The tenor sound was pretty much defined by the giants of old: Caruso, Gigli, Corelli, Björling (for us Swedes), but do we really know now what they sounded like?

I've developed my own little theory called "the 78s ping". Many of the recordings of Caruso were made with him singing straight into a wodden funnel, the sound being engraved through mechanical coupling onto a wax-coated cylinder. It goes without saying that the frequency response was less than stellar. It's no accident that tenors were popular in those early years of recordings, because the "singer's formant" at ca 3 KHz, so pronounced in high operatic voices, came through nice and clear. It's tempting to think that that's all there was to the great tenor voice. Yet we know that Caruso could even sing basso repertoire (legend has it he even did it impromptu during a performance, when the basso lost his voice.) Clearly, the man must have had a huge voice. (update: listen to a 78s recording of Sollene in quest'ora from La Forza del Destino - it gives you a hint as to why baritones where not the great recording stars of this era.)

Jussi Björling was a lyrical tenor, but his recordings span a fairly wide range of technology. Compare e.g. "Säv, säv, susa" from 1940 with the same song from 1959. Jussi's voice was considered to have pretty much reached maturity around 1940, so the most dramatic difference between the two samples is the recording technology. "Sånger på svenska" from 1959 was one of the first Hi-fi stereo recordings in Sweden, and it gives the startling revelation that Jussi's voice was really much fuller than earlier recordings were able to portray.

Now we have a whole generation of singers trying to sound like the great tenors did on the 78s (ok, exaggerating a little...) The easy way to do this is to rely heavily on head voice, emphasizing the resonance of the nasal cavities. This also gives the best feedback. The sound can also be significantly amplified using various tricks. The problem with this is that the "singer's formant" is generated by the larynx, as the result of significant "sub-glottal" pressure - not in the nasal cavities. The way to get there is to push the diaphragm roughly as far as it will go, lower the larynx, raising the soft palate, etc. etc.
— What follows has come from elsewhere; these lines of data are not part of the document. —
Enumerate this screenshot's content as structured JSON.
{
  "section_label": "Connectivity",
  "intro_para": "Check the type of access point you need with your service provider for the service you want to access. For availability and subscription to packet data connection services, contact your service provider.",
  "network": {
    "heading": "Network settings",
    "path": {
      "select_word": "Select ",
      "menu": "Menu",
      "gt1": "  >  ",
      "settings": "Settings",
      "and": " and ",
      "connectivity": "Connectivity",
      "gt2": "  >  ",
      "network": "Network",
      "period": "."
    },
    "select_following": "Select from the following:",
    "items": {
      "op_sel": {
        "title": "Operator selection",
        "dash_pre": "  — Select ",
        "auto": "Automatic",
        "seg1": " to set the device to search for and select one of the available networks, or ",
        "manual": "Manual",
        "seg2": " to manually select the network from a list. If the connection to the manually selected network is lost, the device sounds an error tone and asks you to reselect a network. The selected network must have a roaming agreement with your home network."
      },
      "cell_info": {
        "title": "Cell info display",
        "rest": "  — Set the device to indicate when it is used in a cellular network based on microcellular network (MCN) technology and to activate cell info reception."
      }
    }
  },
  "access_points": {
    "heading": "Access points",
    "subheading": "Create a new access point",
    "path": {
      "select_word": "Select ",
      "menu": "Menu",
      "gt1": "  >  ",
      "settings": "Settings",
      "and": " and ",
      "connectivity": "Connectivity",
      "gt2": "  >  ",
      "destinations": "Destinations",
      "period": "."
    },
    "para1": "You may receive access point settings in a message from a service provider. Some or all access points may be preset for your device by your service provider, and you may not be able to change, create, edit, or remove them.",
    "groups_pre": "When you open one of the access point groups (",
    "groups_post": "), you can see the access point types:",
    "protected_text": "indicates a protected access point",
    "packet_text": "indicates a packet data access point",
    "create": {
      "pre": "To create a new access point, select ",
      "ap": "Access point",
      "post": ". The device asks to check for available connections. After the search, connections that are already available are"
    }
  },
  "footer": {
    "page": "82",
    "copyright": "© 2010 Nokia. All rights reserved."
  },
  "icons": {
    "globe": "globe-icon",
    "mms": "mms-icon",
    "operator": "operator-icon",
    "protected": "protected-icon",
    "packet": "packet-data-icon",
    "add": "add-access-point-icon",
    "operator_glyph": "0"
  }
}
Sound hard? Well it is, and it isn't. Anyone can do this - it's pretty much exactly what we do when we throw up. It's doing it in a controlled way while singing that requires some practice. It's also difficult to do it on your own, because while practising, you will not necessarily feel that your voice is improving. You will feel more like a baritone than a tenor, or like an alto rather than a soprano.

Once you learn how to produce a tone with a fully lowered diaphragm (etc), you will be able to find your way to a powerful singer's formant. It will sound to you as a loud "ringing noice". You may not find this pleasant ("Forget all about taking pleasure in your own voice", Bengt Nordfors told me.) To others, it may sound like a silver lining on an otherwise full voice.

So why go through all the trouble if a tenor sound can be faked? Well, for one thing, it's a healthier way to sing, and your vocal cords will thank you for it. But also, you will be able to make use of "exclamatory vowels" - sounds that are also shaped in the larynx, and which convey emotions in a primitive and universally understood way. In short, your voice will become more interesting, more moving, and able to portray real emotions.

So can you tell who's faking it? In tenors, you usually can. Watch the larynx. It should be lowered while singing, and it should pretty much stay there. Now, "faking" may be a bit harsh. The vast majority of singers are certainly most cincere and try their best to express something. What I mean is that they have not learned to properly ground their voices. No surprise - it takes about 5 years to learn proper singing technique, and in our day and age, that's too long.

Also, a warning: if you start searching for true Bel Canto, chances are that you will be disappointed with many singers that you previously thought were great. You may be better off not caring about it and continue to enjoy the art of opera such as it is, today.

Several of the great tenors were initially barytones. Today, if we hear someone singing tenor repertoire with a decidedly baritonal quality, we will be confused. "He's not a tenor", we will exclaim (even if he's hitting the high Cs effortlessly.) We want that "78s ping", and we want to be able to label people.

Giuseppe Giacomini is a tenor with an amazingly baritonal voice. So much so that it becomes problematic. I've heard productions were he sounds more baritonal than the barytone he's playing against (update: here's one where it actually works out - Giacomini is the one lying down). It is simply difficult to find a whole cast of such singers. While I think Giacomini is great, he's not my own ideal (I'm more of a lyrical tenor.) I tend to listen to Fritz Wunderlich for inspiration (update: F.W. as Tamino).

No comments: